If there are two people working on the same program independently a version control system will merge their changes together automatically.

Suppose you're working on a major new version of your Activity when someone finds a really embarrassing bug in the version you just released. If you use Git you don't need to tell people to live with it until the next release, which could be months away. Instead you can create a branch of the previous version and work on it alongside the version you're enhancing. In effect Git treats the old version you're fixing and the version you're improving as two separate projects.

You can learn more about Git at the Git website:

When you're ready for a Git repository for your project you can set one up here:  I will have more to say about setting up and using a Git repository later in this book.

There is a Git repository containing all the code examples from this book.  Once you have Git installed you can copy the repository to your computer with this command:

git clone git://\

This command should be typed all on one line.  The backslash (\) character at the end of the first line is used in Linux to continue a long command to a second line.  It is used here to make the command fit on the page of the printed version of this book.  When you type in the command you can leave it out and type myo-sugar-activities-examples/mainline.git immediately following

This convention of splitting long commands over multiple lines will be used throughout this book.   In addition to that, the code in Git will generally have longer lines than you'll see in the code listings in the book.  For that reason I'd recommend that you not try to type in the code from these listings, but use the code in Git instead.


The GIMP is one of the most useful and badly named programs ever developed. You can think of it as a free version of Adobe Photoshop. If you need to work with image files (other than SVG's) you need this program.

Using The GIMP to make a screen capture 

You may never need this program to develop the Activity itself, but when it's time to distribute the Activity you'll use it to create screen shots of your Activity in action. Nothing sells an Activity to a potential user like good screen shots.

Sugar Emulation

Most Linux distributions should have Sugar included. In Fedora you can run Sugar as an alternative desktop environment. When you log in to GDM Sugar appears as a desktop selection alongside GNOME, KDE, Window Maker, and any other window managers you have installed.

This is not the normal way to use Sugar for testing. The normal way uses a tool called Xephyr to run a Sugar environment in a window on your desktop. In effect, Xephyr runs an X session inside a window and Sugar runs in that. You can easily take screen shots of Sugar in action, stop and restart Sugar sessions without restarting the computer, and run multiple copies of Sugar to test collaboration.

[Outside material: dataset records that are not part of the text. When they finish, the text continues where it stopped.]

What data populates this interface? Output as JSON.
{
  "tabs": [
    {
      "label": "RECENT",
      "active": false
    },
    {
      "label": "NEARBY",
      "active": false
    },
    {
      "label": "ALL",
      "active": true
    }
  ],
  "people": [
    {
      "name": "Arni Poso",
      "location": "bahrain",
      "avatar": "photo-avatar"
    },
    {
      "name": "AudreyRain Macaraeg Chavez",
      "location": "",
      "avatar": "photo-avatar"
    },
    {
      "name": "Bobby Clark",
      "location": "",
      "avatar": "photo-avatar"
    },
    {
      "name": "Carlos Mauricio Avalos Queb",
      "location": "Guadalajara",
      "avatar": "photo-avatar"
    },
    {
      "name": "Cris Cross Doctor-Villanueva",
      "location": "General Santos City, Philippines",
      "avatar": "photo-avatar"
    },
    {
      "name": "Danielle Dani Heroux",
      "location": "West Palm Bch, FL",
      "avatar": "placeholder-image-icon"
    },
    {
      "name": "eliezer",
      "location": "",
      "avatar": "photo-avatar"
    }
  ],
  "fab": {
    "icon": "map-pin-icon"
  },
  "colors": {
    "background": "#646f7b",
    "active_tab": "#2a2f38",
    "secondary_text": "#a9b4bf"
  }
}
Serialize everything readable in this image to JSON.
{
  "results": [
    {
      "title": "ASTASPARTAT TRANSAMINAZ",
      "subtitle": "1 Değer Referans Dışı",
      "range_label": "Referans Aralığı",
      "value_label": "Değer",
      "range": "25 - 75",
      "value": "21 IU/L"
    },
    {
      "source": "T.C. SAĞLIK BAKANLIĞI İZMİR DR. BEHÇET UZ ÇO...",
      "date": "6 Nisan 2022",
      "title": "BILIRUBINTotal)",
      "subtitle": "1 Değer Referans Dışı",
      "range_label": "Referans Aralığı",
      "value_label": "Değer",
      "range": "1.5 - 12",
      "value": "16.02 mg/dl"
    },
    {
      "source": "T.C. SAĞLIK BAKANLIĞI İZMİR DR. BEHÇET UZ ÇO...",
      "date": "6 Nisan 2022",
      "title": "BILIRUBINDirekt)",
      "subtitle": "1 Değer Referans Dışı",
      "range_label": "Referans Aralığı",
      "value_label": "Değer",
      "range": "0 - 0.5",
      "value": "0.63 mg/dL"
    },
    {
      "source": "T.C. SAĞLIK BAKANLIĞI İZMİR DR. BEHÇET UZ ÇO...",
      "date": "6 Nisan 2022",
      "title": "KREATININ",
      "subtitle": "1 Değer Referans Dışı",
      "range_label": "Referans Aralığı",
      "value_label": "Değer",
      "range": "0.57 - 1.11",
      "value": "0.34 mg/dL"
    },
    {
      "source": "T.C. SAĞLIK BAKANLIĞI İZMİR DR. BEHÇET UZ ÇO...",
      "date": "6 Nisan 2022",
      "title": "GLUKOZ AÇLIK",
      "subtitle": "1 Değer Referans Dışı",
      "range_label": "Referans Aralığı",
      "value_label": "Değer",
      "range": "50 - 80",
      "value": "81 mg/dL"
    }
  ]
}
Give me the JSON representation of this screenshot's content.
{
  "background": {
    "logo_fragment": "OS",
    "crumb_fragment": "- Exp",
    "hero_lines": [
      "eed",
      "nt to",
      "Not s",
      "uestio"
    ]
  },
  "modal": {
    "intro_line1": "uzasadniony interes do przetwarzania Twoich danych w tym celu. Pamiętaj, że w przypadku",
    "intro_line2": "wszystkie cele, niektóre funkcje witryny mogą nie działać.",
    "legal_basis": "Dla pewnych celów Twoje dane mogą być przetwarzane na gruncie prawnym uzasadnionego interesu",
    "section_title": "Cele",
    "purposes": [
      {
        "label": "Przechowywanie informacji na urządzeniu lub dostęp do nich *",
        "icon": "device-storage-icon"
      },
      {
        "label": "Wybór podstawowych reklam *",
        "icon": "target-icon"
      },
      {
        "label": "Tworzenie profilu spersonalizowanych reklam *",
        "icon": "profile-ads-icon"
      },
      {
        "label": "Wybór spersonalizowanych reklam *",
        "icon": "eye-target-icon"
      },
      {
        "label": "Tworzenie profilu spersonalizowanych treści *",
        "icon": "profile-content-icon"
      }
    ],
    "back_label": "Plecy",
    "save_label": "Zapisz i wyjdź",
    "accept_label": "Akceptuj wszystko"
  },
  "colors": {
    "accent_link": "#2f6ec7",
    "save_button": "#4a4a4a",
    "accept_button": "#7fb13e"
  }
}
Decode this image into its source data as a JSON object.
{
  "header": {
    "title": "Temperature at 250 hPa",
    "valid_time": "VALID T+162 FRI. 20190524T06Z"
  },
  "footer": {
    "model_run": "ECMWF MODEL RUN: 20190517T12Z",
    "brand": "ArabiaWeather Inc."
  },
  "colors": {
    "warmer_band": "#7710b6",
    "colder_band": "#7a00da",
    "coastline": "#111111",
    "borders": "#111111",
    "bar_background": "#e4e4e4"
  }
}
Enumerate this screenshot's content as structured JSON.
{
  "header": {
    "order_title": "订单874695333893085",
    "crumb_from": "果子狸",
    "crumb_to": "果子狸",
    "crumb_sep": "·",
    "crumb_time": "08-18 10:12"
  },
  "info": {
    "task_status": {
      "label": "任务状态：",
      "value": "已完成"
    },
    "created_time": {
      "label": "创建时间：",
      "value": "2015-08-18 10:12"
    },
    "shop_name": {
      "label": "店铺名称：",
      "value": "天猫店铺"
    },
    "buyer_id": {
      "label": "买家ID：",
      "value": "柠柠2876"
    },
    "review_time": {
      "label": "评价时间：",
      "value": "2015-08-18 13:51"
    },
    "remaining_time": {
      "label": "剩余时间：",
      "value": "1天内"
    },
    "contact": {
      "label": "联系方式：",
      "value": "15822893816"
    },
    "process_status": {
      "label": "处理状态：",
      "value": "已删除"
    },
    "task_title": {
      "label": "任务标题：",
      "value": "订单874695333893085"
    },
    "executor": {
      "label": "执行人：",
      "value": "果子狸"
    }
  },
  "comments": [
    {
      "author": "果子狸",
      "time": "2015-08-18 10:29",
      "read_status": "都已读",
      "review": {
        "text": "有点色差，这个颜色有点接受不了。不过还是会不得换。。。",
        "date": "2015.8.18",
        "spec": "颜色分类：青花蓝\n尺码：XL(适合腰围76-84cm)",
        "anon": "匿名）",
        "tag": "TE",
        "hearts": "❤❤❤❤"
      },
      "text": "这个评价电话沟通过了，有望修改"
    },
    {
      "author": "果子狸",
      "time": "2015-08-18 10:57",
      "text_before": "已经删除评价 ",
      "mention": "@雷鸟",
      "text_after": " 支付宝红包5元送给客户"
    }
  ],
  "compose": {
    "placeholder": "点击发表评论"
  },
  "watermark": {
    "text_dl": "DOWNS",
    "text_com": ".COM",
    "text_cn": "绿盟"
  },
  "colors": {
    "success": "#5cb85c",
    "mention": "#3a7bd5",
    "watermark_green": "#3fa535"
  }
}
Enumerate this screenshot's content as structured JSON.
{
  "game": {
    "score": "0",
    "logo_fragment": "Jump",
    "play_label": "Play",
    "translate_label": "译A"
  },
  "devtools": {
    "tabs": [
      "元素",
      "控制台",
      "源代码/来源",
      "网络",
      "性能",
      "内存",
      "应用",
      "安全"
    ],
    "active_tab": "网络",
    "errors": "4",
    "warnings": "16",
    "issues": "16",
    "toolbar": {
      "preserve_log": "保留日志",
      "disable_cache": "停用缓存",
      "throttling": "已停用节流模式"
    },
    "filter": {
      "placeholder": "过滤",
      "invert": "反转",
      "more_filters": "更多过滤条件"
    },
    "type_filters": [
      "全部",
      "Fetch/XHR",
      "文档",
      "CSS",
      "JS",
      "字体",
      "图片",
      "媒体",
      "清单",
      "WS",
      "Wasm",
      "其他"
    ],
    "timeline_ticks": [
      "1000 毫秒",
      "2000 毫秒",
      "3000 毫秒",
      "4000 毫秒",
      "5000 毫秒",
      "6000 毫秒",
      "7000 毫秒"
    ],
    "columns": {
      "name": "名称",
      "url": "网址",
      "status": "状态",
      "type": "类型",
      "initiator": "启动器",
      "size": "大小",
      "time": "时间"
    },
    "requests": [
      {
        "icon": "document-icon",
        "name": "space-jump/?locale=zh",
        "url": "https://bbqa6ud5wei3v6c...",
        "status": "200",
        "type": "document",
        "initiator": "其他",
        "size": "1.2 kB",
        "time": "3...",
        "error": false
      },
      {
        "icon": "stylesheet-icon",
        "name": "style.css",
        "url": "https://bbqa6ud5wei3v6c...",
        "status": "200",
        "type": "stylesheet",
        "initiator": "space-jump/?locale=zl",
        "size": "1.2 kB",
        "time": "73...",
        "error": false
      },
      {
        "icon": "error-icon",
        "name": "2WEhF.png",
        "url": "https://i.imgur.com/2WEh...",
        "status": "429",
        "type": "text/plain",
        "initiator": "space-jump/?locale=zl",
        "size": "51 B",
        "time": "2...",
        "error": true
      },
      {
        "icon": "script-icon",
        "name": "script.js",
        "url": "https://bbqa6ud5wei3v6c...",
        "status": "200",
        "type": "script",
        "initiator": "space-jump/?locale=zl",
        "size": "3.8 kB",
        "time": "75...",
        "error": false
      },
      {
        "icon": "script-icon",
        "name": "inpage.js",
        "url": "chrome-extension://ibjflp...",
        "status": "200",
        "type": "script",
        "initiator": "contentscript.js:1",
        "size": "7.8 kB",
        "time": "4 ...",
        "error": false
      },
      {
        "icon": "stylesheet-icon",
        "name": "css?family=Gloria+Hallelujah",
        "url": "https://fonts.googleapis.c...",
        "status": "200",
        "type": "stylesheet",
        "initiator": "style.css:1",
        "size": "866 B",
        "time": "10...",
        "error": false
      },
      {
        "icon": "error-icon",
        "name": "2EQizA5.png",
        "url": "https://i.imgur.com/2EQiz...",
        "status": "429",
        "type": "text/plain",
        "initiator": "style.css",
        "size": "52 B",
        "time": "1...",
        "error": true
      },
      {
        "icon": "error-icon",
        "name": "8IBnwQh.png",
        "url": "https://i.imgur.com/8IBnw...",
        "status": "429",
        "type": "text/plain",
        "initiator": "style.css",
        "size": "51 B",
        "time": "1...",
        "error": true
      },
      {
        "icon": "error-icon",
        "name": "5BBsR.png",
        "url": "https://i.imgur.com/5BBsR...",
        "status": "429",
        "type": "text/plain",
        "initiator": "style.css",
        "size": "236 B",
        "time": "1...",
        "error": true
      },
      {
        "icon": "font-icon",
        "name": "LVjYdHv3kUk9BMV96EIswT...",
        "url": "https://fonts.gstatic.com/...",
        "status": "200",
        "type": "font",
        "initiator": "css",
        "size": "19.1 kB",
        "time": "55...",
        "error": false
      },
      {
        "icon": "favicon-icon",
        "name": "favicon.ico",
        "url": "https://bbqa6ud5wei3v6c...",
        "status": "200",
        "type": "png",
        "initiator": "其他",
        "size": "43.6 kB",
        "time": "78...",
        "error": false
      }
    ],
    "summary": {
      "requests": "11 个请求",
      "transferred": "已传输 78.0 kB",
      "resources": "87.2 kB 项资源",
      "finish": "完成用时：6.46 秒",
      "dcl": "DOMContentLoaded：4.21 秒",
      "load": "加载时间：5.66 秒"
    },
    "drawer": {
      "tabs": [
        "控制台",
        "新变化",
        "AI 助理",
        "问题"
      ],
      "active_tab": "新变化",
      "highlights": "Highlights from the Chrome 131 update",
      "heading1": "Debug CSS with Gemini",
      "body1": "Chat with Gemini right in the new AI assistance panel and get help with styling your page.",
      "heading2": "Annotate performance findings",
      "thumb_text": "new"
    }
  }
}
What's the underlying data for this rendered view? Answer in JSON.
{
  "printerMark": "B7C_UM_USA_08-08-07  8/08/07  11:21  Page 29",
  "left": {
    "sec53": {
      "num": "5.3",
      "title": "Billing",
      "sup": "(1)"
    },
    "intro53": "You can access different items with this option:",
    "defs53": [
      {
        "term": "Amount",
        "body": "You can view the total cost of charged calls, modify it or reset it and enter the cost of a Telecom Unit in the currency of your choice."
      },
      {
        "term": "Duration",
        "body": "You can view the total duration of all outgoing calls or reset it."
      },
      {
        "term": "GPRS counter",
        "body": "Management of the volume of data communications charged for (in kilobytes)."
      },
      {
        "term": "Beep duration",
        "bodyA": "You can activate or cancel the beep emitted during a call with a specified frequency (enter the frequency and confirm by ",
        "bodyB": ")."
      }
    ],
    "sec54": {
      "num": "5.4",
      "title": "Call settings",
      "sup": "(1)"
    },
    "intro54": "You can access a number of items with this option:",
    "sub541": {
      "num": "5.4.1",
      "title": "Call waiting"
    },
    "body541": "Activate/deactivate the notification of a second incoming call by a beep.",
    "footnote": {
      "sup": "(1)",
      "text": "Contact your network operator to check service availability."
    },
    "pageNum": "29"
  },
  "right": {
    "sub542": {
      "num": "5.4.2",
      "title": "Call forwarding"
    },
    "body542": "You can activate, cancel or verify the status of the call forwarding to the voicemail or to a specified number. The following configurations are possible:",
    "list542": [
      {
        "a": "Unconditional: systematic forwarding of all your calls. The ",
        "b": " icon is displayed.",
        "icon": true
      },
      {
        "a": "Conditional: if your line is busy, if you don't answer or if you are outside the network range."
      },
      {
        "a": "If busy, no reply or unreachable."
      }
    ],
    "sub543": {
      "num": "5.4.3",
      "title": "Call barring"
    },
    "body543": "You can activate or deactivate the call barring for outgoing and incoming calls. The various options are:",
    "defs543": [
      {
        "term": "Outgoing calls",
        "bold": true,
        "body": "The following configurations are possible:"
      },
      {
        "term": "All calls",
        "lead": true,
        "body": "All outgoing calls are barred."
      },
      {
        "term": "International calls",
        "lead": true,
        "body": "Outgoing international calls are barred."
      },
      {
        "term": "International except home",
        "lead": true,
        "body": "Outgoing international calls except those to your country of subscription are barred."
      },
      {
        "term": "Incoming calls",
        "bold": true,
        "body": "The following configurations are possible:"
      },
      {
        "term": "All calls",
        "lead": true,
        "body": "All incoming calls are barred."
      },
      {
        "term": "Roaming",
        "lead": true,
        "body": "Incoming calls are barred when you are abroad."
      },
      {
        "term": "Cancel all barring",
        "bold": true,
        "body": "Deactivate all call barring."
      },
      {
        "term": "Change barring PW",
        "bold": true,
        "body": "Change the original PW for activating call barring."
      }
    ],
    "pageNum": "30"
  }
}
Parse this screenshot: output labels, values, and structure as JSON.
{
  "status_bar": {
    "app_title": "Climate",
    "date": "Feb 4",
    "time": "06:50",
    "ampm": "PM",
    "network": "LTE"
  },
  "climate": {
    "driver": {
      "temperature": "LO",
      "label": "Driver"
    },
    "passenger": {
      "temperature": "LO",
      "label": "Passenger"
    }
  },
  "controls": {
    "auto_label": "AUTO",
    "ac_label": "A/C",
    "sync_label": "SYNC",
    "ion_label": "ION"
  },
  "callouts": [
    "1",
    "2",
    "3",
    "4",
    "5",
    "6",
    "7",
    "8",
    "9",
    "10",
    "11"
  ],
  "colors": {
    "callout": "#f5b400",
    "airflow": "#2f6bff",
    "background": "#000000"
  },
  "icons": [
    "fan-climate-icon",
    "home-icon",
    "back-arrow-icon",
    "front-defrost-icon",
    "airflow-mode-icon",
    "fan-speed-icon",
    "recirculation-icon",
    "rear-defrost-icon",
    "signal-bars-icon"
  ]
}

sugar-emulator in action 

I'll have more to say about this when it's time to test your first Activity.